• Advice

How forming an LLC boosts your investment in your business

This is a post from a member of the Freelancers Union community. If you’re interested in sharing your expertise, your story, or some advice you think will help a fellow freelancer out, feel free to send your blog post to us here.

Each month, your local Freelancers Union SPARK group brings together a group of freelancers, entrepreneurs, and creatives to explore topics relevant to freelancing life and work. November’s program centered around knowing when and how to form an LLC for your freelancing business.

Legally and financially, talking to a CPA and attorney are the only sure ways to know if an LLC is right for you.

But there is another aspect of starting a business that is less often talked about—the mental aspect. The way I see it, there are two very real benefits to forming an LLC or other legal entity for your business: it makes the experience more real and it allows you to separate your work life from your home life.

Making it real

I bet you sometimes say things like “I just do it on the side” or “it’s not my real job” when people ask you about your freelancing work. If you want to be serious about making freelancing your career, then you should form an LLC. Legally, it comes in handy for protecting your personal liability by keeping it separate from the business. If you plan on making money and buying yourself nice things, then this is a must.

But mentally, forming a company can feel like a legitimization of your work. It’s no longer a hobby and you’re no longer an amateur. You are a professional. To register a business, you must have a company name. Sure, it can be your name, but the act of putting your chosen business name on your registration paperwork automatically adds the moniker “Founder” to your high list of accomplishments. This is a big deal!

Professionals think and work differently. Think you can’t make a living as a dog walker? Try going pro at it and see how easy it can be. The professional looks for opportunities and is excited to work and learn and be fairly compensated for their time and effort.

Starting an LLC can lead to a sudden realization that the future you only daydream about can be a tangible possibility. Everything changes from there.

Work/life separation

You can achieve this professional mindset without actually forming an LLC, but there are risks for those who so closely intertwine their life and their work. When you become what you do, when you act like a professional 24/7, you risk blurring the line between work and play.

Not only is this mentally and physically exhausting, but it can also lead to burnout and a loss of passion for your projects. Starting a formal business allows for a distinct line to be drawn between work life and home life.

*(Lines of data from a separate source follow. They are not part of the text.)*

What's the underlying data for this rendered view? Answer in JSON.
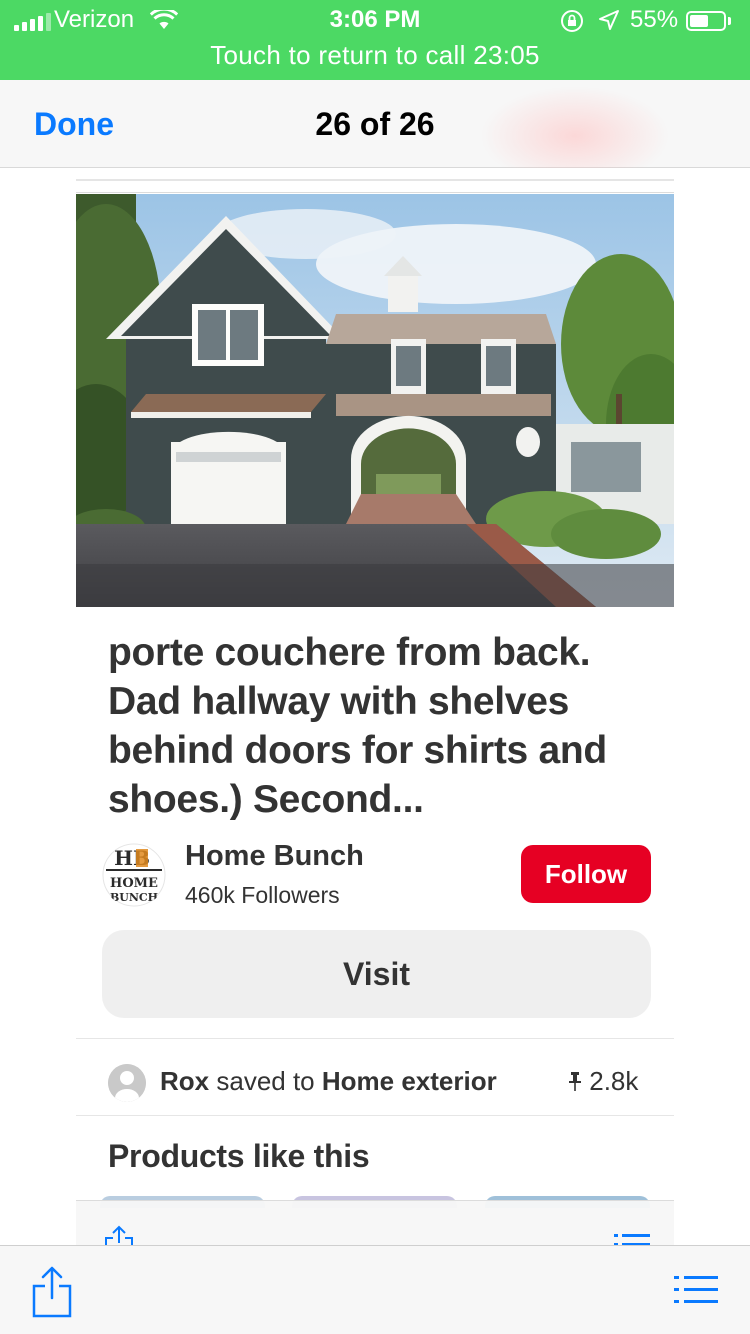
{
  "status_bar": {
    "carrier": "Verizon",
    "time": "3:06 PM",
    "battery_percent": "55%",
    "battery_level": 0.55,
    "call_banner": "Touch to return to call 23:05"
  },
  "nav": {
    "done_label": "Done",
    "page_counter": "26 of 26"
  },
  "pin": {
    "title": "porte couchere from back. Dad hallway with shelves behind doors for shirts and shoes.) Second...",
    "creator_name": "Home Bunch",
    "creator_followers": "460k Followers",
    "follow_label": "Follow",
    "visit_label": "Visit",
    "saver_name": "Rox",
    "saved_to_text": "saved to",
    "board_name": "Home exterior",
    "save_count": "2.8k",
    "products_heading": "Products like this"
  },
  "avatar_logo": {
    "line1": "HB",
    "line2": "HOME",
    "line3": "BUNCH"
  },
  "colors": {
    "status_green": "#4cd964",
    "ios_blue": "#0a7aff",
    "follow_red": "#e60023"
  },
  "icons": {
    "share": "share-icon",
    "list": "list-icon",
    "pin": "pushpin-icon",
    "wifi": "wifi-icon",
    "location": "location-arrow-icon",
    "orientation_lock": "orientation-lock-icon"
  }
}
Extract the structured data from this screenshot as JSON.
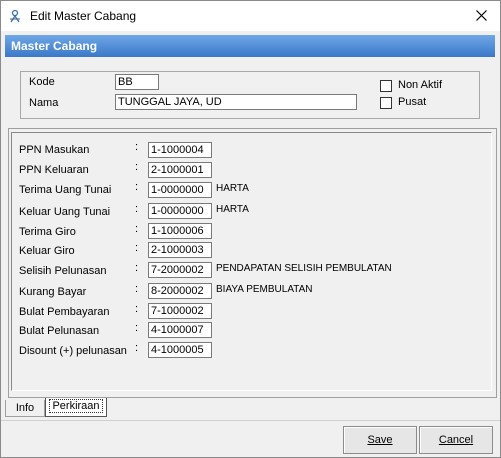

I embraced my work, and I named myself Jeanette the Writer, LLC. When I sit down to work each day, I am working as Jeanette, the writer. But when I close my computer and get up from my desk, I abandon that persona and become Jeanette, the everything else. This is the “Me” that gets to do dishes and run errands and have fun with my friends. This is not the “Me” that needs to return that work email that just popped up at 9:00 pm. That Jeanette is off the clock.

When you start an LLC, you are the owner of that business. Like any employee, an owner shows up for work and leaves at the end of the day. Whether you physically or mentally clock yourself in and out of work, having a formal business to clock in and out of is the important part. Starting a company and making it real can create a line between You, the entrepreneur and You, the everything else.

Sure, there are plenty of legal and financial reasons that make forming an LLC the right thing to do for your company. But the mental benefits of forming a company are another important aspect to consider.

If forming an LLC is the kick in the pants you need to become a professional, then it’s definitely the right move for you.

Jeanette is an Editor and Writing Coach based in Dallas, Texas. Her aim is to help you take your book from concept to completion through a unique blend of encouragement, education, and editing. Other titles she enjoys are Oxford comma supporter, cat Instagramer, scuba instructor, and novelist. You can learn more about her at